  • Permitting the federal government to revoke the charter of a U.S. corporation if the company has engaged in repeated and egregious illegal conduct: State Attorneys General are authorized to submit petitions to the Office of U.S. Corporations to revoke a U.S. corporation's charter. If the Director of the Office finds that the corporation has a history of egregious and repeated illegal conduct and has failed to take meaningful steps to address its problems, they may grant the petition. The company's charter would then be revoked a year later -- giving the company time before its charter is revoked to make the case to Congress that it should retain its charter in the same or a modified form.
Also, Senator Warren sent letters to the CEOs of Amazon, Walmart, United Airlines, General Motors Company, JPMorgan Chase, BP, AT&T, Comcast, Cigna, and Union Pacific, who recently signed a Business Roundtable (BRT) statement of principles. The BRT statement, signed by 181 CEOs, committed signatories to account for the impact of their decisions on all corporate stakeholders, including workers and consumers, rather than just shareholders but did not require them to take any specific action. Her letters ask for tangible steps each CEO plans to take to implement the principles and whether each CEO will implement the steps laid out in the Accountable Capitalism Act:

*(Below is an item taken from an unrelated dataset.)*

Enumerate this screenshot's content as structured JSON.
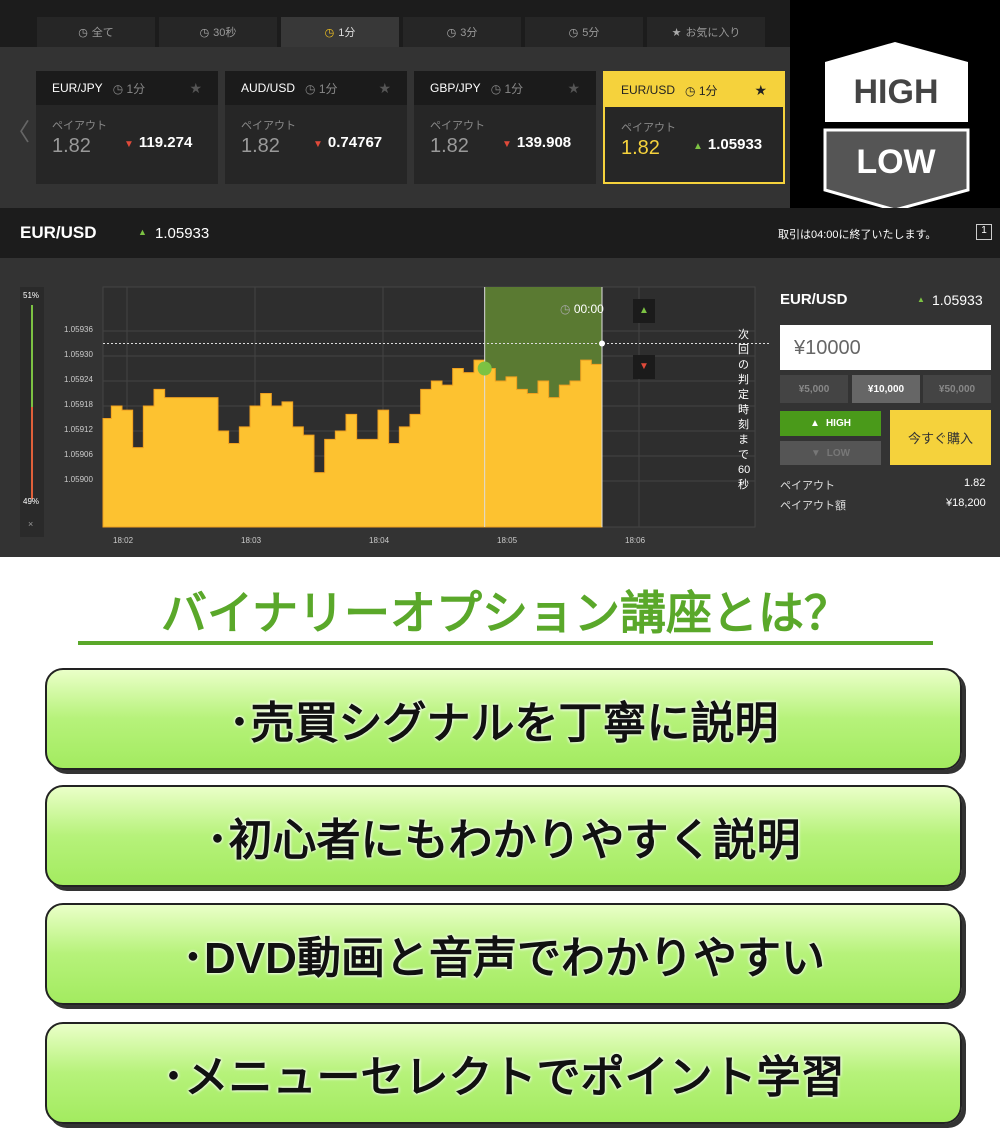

"If you, and the other 181 corporate executives who signed the BRT's new Statement on the Purpose of a Corporation, plan to live up to the promises you made, I expect that you will endorse and wholeheartedly support the reforms laid out in the Accountable Capitalism Act to meet the principles you endorse," Senator Warren wrote in her letters addressed to the CEOs whom she requested responses no later than Friday, October 25, 2019.

Senator Warren first introduced the Accountable Capitalism Act in August 2018 to reverse the harmful corporate trend over the last thirty years that has produced record corporate profits for American companies but stagnant wages for American workers. Later in 2018, her legislation gained momentum in the U.S. House of Representatives as Rep. Luján, then-incoming Assistant Democratic Leader; Rep. Mark Pocan (D-Wis.), co-chair of the Congressional Progressive Caucus; Rep. Stephen Lynch (D-Mass.); Rep. Brendan Boyle (D-Pa.); and Rep. Jan Schakowsky (D-Ill.) introduced companion legislation.